** PROVIDED DATA follows **
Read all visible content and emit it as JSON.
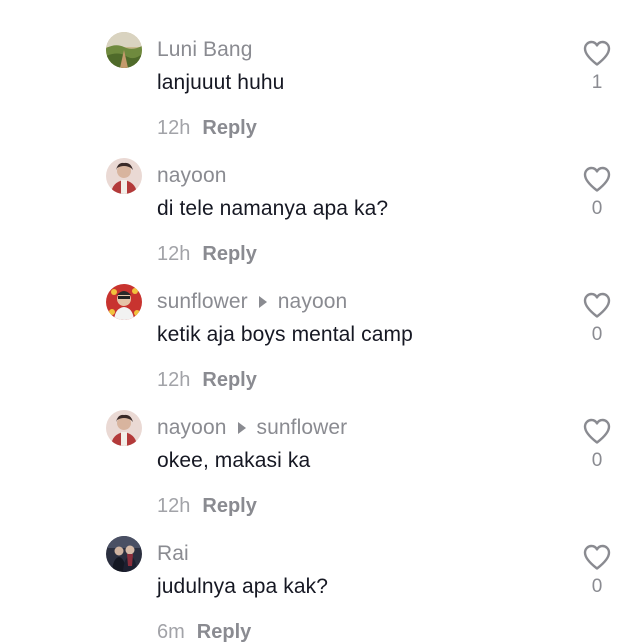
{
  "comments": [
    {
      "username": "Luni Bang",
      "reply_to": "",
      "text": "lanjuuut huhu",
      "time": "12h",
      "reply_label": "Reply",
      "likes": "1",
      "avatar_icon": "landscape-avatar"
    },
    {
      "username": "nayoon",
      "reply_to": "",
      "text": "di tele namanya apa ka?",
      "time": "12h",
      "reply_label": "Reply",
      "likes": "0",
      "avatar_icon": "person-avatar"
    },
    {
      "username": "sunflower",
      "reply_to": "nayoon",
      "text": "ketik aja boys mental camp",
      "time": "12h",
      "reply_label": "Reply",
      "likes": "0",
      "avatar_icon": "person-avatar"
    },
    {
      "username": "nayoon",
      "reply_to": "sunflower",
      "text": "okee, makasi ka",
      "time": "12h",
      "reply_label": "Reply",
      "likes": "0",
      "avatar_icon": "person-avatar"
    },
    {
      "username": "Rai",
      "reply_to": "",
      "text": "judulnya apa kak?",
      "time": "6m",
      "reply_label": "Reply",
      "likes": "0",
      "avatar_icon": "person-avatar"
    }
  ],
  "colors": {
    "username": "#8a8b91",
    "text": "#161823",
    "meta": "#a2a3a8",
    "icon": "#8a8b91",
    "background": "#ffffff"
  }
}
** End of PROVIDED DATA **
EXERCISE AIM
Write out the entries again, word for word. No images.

SOLVED PROBLEM
Read all visible content and emit it as JSON.
{
  "comments": [
    {
      "username": "Luni Bang",
      "reply_to": "",
      "text": "lanjuuut huhu",
      "time": "12h",
      "reply_label": "Reply",
      "likes": "1",
      "avatar_icon": "landscape-avatar"
    },
    {
      "username": "nayoon",
      "reply_to": "",
      "text": "di tele namanya apa ka?",
      "time": "12h",
      "reply_label": "Reply",
      "likes": "0",
      "avatar_icon": "person-avatar"
    },
    {
      "username": "sunflower",
      "reply_to": "nayoon",
      "text": "ketik aja boys mental camp",
      "time": "12h",
      "reply_label": "Reply",
      "likes": "0",
      "avatar_icon": "person-avatar"
    },
    {
      "username": "nayoon",
      "reply_to": "sunflower",
      "text": "okee, makasi ka",
      "time": "12h",
      "reply_label": "Reply",
      "likes": "0",
      "avatar_icon": "person-avatar"
    },
    {
      "username": "Rai",
      "reply_to": "",
      "text": "judulnya apa kak?",
      "time": "6m",
      "reply_label": "Reply",
      "likes": "0",
      "avatar_icon": "person-avatar"
    }
  ],
  "colors": {
    "username": "#8a8b91",
    "text": "#161823",
    "meta": "#a2a3a8",
    "icon": "#8a8b91",
    "background": "#ffffff"
  }
}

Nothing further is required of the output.